In states such as Minnesota (+6.5) and Colorado (+2.8), the control of state legislatures hangs on the outcome of a handful of races that could be decided by a few thousand votes or less.  This surge in youth participation in the 2018 midterm elections could prove decisive.

Youth voter turnout in 2018 primaries has also significantly increased in key battleground states compared to 2014. Turnout for voters aged 18-29 in Colorado has nearly tripled, from 4.2 percent to 11.7 percent. Youth turnout in North Dakota has also nearly tripled, from 4.8 percent to 11.7 percent, and it has increased sevenfold in Virginia, from 0.5 percent to 3.6 percent. Other states with significant increases in youth voter turnout include California (+9.3), Oklahoma (+17.9), and Montana (+6).

The increased registration rates among young voters outpaces all other age groups in almost all states. Further, the surge in turnout among young voters is also observed in the 30-39 year-old age range, with that cohort also seeing a significant increase in turnout compared to 2014, and in some states, out-increasing the 18-29 group. More data on the percent difference in turnout by age group in 2014 v. 2018 can be found here.

TargetSmart’s analysis reviewed voter registration data in 46 states across the country, where the official voter rolls have been updated since February 14. In each state we calculated the share of new registrants age 29 or younger in the period before the Parkland shooting to the share in the same time period after the shooting. Because states release voter file updates on varied schedules, the time period varies from state to state, but the period for analysis within each state included a symmetrical period before and after February 14. To calculate turnout statistics, we counted the number of people from each age range who voted in the primary election and divided by the total number of people registered in the corresponding age group.

Change in Share of New Voter Registrations Among 18-29 Year-Old since February 14, 2018

Change in Share of New Voter Registrations Among 18-29 Year-Old since February 14, 2018

Change in Youth Voter Turnout compared with 2014 Primaries

Change in Youth Voter Turnout compared with 2014 Primaries

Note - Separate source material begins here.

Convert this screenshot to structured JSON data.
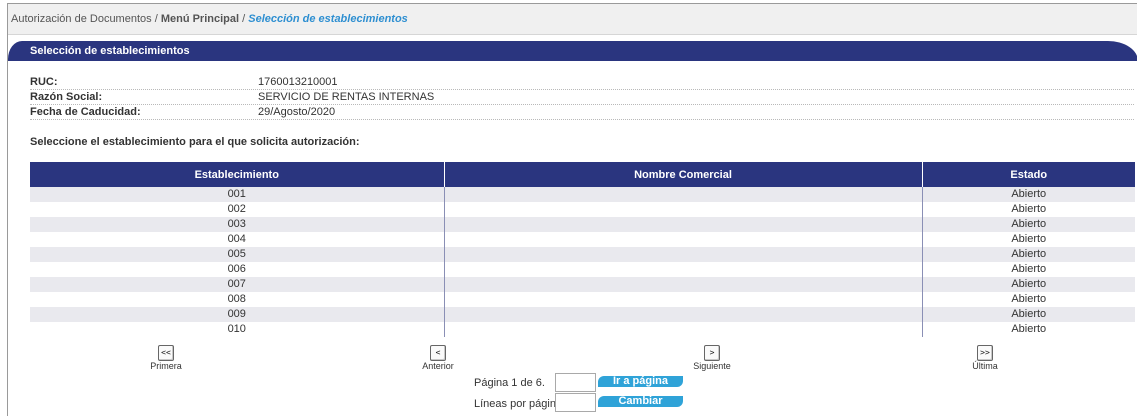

Change in Share of New Voter Registrations Among 18-29 Year-Olds since February 14, 2018

Change in Share of New Voter Registrations Among 18-29 Year-Olds since February 14, 2018

Change in Youth Voter Turnout compared with 2014 Primaries

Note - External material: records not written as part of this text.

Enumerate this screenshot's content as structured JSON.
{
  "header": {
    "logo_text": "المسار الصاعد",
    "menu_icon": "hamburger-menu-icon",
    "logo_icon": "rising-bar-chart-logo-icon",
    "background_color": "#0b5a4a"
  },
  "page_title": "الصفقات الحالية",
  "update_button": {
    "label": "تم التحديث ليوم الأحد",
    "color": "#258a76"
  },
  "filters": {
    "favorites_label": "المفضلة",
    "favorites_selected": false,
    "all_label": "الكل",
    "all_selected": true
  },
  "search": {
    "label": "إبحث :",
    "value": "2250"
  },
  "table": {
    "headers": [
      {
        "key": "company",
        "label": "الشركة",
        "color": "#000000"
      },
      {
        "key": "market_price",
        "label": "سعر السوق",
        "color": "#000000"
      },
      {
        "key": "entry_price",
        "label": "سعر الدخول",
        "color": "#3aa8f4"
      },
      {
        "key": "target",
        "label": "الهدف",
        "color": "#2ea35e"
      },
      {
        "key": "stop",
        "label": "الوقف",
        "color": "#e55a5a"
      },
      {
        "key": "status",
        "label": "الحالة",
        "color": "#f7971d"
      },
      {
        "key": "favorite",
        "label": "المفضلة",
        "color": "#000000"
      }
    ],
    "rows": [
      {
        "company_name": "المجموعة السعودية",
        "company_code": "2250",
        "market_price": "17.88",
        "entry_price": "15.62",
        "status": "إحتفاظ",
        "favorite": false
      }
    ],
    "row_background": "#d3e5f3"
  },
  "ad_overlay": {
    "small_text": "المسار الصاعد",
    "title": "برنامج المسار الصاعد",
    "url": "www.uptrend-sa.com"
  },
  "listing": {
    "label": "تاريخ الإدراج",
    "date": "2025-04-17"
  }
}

Change in Youth Voter Turnout compared with 2014 Primaries

REGISTRATION DATA

State Change in Youth Registration Post-Parkland
AK -1.75
AL 1.97
AZ 7.6
CA -0.28
CO 2.79
CT 7.28
DC -3
DE 3.11
FL 7.91
GA 4.09
HI -0.43
IA 3.19
ID 8.18
IL 5.36
IN 6.78
KS 3.48
LA -2.45
MA 4
MD -9.6
ME 8.55
MI 7.52
MN 6.55
MO 2.77
MS -0.92
MT 3.83
NC 2.67
NE 6.55
NJ 1.73
NM 0.56
NV 5.18
NY 10.7
OH 5.3
OK 1.3
OR 2.12
PA 10.5
RI -0.25
SD -1.4
TN 3.1
TX 1.27
UT -0.18
VA 3.41
VT 5.84
WA 2.89
WI 5.71
WV -10.6
WY -6.94

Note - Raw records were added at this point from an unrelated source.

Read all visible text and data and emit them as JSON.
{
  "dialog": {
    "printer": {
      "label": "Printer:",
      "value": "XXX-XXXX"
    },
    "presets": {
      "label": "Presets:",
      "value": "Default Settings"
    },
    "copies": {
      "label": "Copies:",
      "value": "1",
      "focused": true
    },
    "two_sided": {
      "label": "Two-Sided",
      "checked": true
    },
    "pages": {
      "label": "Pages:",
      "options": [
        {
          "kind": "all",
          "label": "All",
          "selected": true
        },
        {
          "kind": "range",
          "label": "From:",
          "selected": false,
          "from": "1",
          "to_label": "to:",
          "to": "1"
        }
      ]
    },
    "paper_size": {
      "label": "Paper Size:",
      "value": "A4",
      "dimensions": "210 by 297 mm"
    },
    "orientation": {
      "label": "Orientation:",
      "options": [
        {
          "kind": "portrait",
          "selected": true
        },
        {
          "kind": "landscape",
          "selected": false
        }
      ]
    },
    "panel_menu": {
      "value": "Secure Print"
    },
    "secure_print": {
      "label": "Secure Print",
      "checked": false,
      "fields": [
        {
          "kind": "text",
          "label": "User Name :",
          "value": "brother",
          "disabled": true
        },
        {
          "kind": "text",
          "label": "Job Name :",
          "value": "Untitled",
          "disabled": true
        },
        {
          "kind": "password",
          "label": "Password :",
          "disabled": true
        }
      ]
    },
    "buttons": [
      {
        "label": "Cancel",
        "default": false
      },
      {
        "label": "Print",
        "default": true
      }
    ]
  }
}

TURNOUT DATA

State Change in Turnout Compared to 2014 Primaries
AL 1.53
CA 9.26
CO 7.57
GA 1.75
IA 2.38
ID 4.1
IL 5.38
IN 3.12
MD 3.57
MT 6.04
NC 0.45
ND 6.92
NE 0.42
NJ 2.15
NM 2.11
NV 2.32
NY 0.81
OH 2.95
OK 17.89
PA 2.18
SD 3.64
TX 2.49
VA 3.12
WV 3.27